Confidence in the Pound strengthened sharply in the wake of the Bank of England (BoE) policy meeting as three policymakers voted in favour of an immediate interest rate hike. A greater split than anticipated, this encouraged investors to pile back into Sterling as a return to tighter monetary policy appeared nearer. However, with one of the hawks set to leave the Monetary Policy Committee (MPC) at the end of the month interest rates are unlikely to rise any time soon. With Brexit negotiations due to begin next week the mood towards the Pound has soured once again.
There was relief across the markets as the Eurogroup meeting yielded an agreement to disburse the next tranche of Greek bailout funds. However, the Euro struggled to particularly capitalise on this positive development thanks to the fact that the question of debt relief remains stubbornly unsolved. With inflation in the Eurozone confirmed to have slowed to 1.4% on the year the outlook of the currency union remains somewhat discouraging. Even so, if President Emmanuel Macron’s En March movement sweeps the French parliamentary elections on Sunday the single currency could find a fresh rallying point.
Disappointing production and housing figures weighed heavily on the ‘Greenback’, adding to concerns that the world’s largest economy is not in the most robust health at present. This undermined the optimism provoked by Wednesday’s hawkish Federal Reserve meeting. While policymakers have adopted a more optimistic view on the economy the odds of further monetary tightening are limited by these latest signs of weaker growth. However, a strong showing from the latest University of Michigan confidence index could shore up the US Dollar this afternoon.

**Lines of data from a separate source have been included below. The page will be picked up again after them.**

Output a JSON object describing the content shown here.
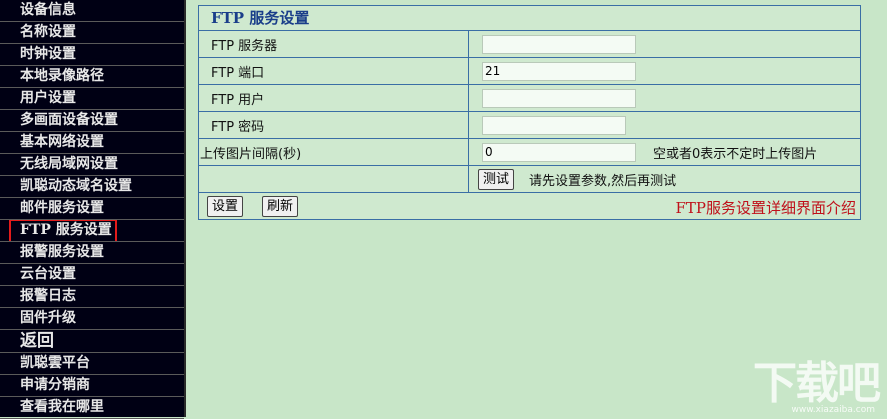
{
  "sidebar": {
    "items": [
      {
        "label": "设备信息"
      },
      {
        "label": "名称设置"
      },
      {
        "label": "时钟设置"
      },
      {
        "label": "本地录像路径"
      },
      {
        "label": "用户设置"
      },
      {
        "label": "多画面设备设置"
      },
      {
        "label": "基本网络设置"
      },
      {
        "label": "无线局域网设置"
      },
      {
        "label": "凯聪动态域名设置"
      },
      {
        "label": "邮件服务设置"
      },
      {
        "label": "FTP 服务设置"
      },
      {
        "label": "报警服务设置"
      },
      {
        "label": "云台设置"
      },
      {
        "label": "报警日志"
      },
      {
        "label": "固件升级"
      },
      {
        "label": "返回"
      },
      {
        "label": "凯聪雲平台"
      },
      {
        "label": "申请分销商"
      },
      {
        "label": "查看我在哪里"
      }
    ],
    "active_index": 10
  },
  "panel": {
    "title": "FTP 服务设置",
    "rows": {
      "server": {
        "label": "FTP 服务器",
        "value": ""
      },
      "port": {
        "label": "FTP 端口",
        "value": "21"
      },
      "user": {
        "label": "FTP 用户",
        "value": ""
      },
      "password": {
        "label": "FTP 密码",
        "value": ""
      },
      "interval": {
        "label": "上传图片间隔(秒)",
        "value": "0",
        "hint": "空或者0表示不定时上传图片"
      },
      "test": {
        "button": "测试",
        "hint": "请先设置参数,然后再测试"
      }
    },
    "footer": {
      "set_label": "设置",
      "refresh_label": "刷新",
      "caption": "FTP服务设置详细界面介绍"
    }
  },
  "watermark": {
    "text": "下载吧",
    "sub": "www.xiazaiba.com"
  },
  "colors": {
    "sidebar_bg": "#000014",
    "content_bg": "#c8e6c8",
    "border": "#3a6ea5",
    "highlight": "#e31b1b",
    "caption": "#c0101a"
  }
}
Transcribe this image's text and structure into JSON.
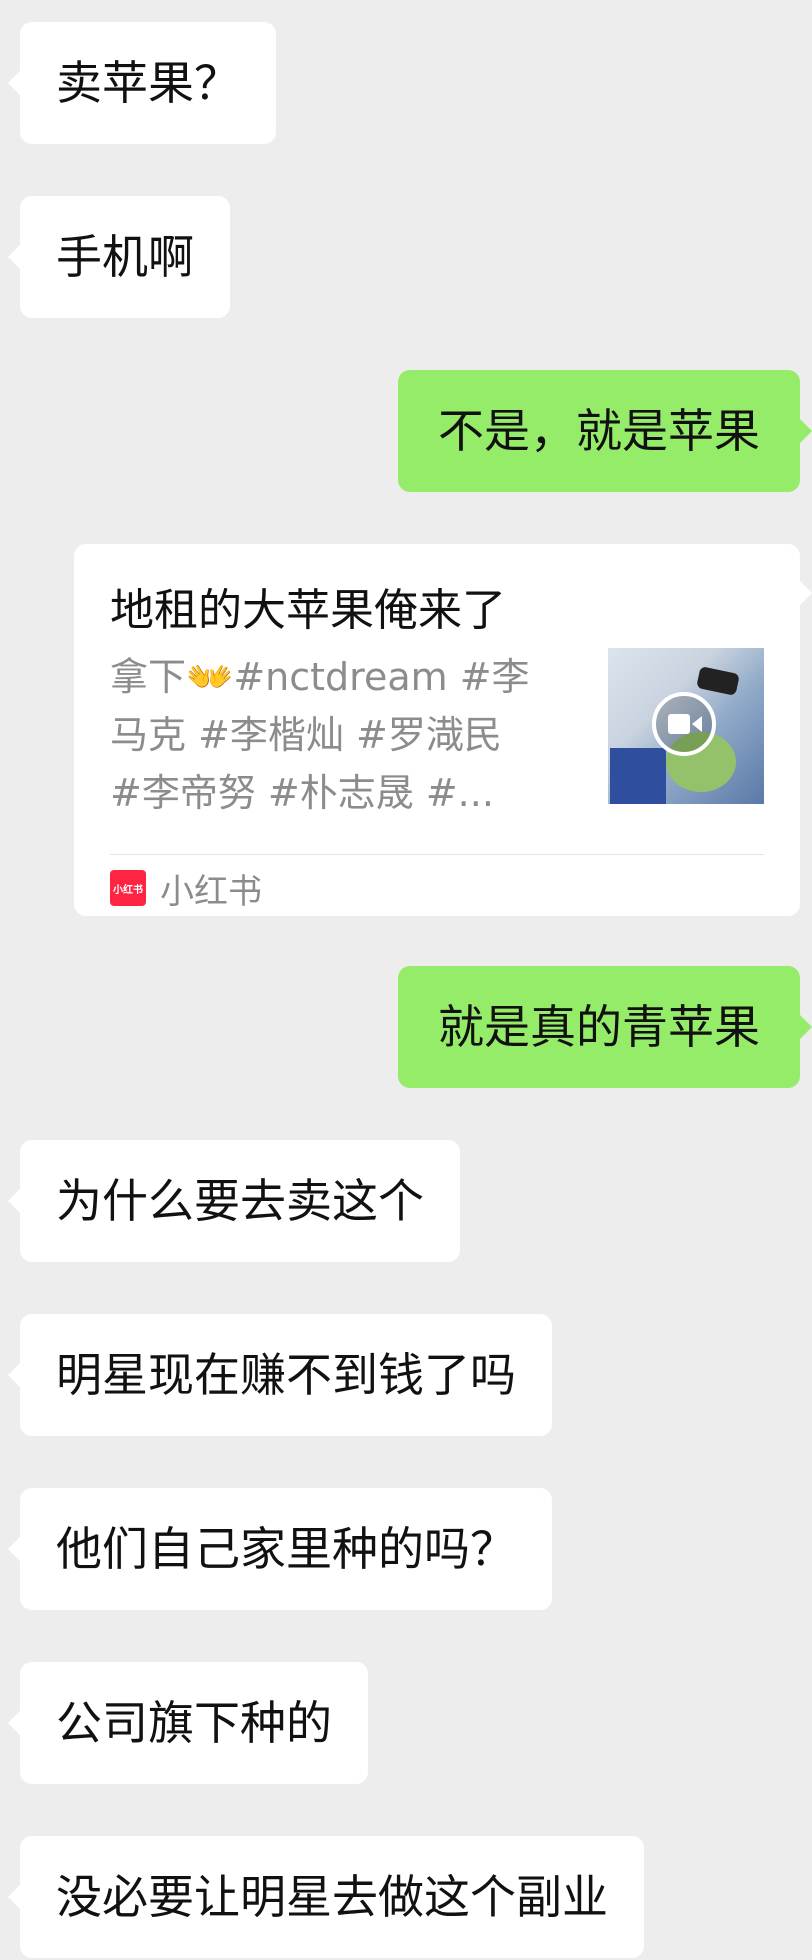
{
  "messages": [
    {
      "side": "in",
      "text": "卖苹果？"
    },
    {
      "side": "in",
      "text": "手机啊"
    },
    {
      "side": "out",
      "text": "不是，就是苹果"
    },
    {
      "side": "out",
      "text": "就是真的青苹果"
    },
    {
      "side": "in",
      "text": "为什么要去卖这个"
    },
    {
      "side": "in",
      "text": "明星现在赚不到钱了吗"
    },
    {
      "side": "in",
      "text": "他们自己家里种的吗？"
    },
    {
      "side": "in",
      "text": "公司旗下种的"
    },
    {
      "side": "in",
      "text": "没必要让明星去做这个副业"
    }
  ],
  "share_card": {
    "title": "地租的大苹果俺来了",
    "desc_lines": [
      "拿下👐#nctdream #李",
      "马克 #李楷灿 #罗渽民",
      "#李帝努 #朴志晟 #..."
    ],
    "thumbnail_icon": "video-camera-icon",
    "source_logo_text": "小红书",
    "source_name": "小红书"
  },
  "colors": {
    "background": "#ededed",
    "incoming_bubble": "#ffffff",
    "outgoing_bubble": "#95ec69",
    "brand_red": "#ff2442"
  }
}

In spite of a lack of fresh domestic data the Australian Dollar continued to trend higher today, benefitting from a wider sense of risk appetite. Investors are still taking encouragement from the better-than-expected labour market data, with confidence in the strength of the Australian economy generally improved. Even so, ahead of the release of the Reserve Bank of Australia’s (RBA) meeting minutes next week the ‘Aussie’ may struggle to hold onto its recent gains.
New Zealand Dollar
A solid uptick in the New Zealand manufacturing PMI boosted demand for the ‘Kiwi’ on Friday morning. Rising from 56.9 to 58.5 the index pointed towards a strong level of growth within the manufacturing sector, boding well for the health of the wider economy. Providing general market risk appetite remains robust the New Zealand Dollar could extend its bullish run further during the course of the day.
Existing home sales were found to have contracted -6.2% on the month in May, indicating that the Canadian housing market is continuing to slow. This gave investors fresh reason to sell out of the Canadian Dollar, particularly as oil prices were still languishing under worries over the persistent global oversupply glut. Confidence in the commodity-correlated ‘Loonie’ is unlikely to pick up ahead of the weekend, especially if the latest US rig count points towards a further increase in oil output.
This week the US Dollar was touching three-year highs when valued against a basket of major currencies. The greenback’s traditional role as one of the safe-haven currencies is helped by a domestic economy that is largely immune to the threats of the coronavirus.
Last update: 22 Feb, 2020
The strong start to the year for “risk-on” currencies is already a distant memory.
Posted: 3 Feb, 2020
The threat of a proxy war between the US and Iran in Iraq has pared back some of the recent gains of “risk-on” currencies.
Last update: 8 Jan, 2020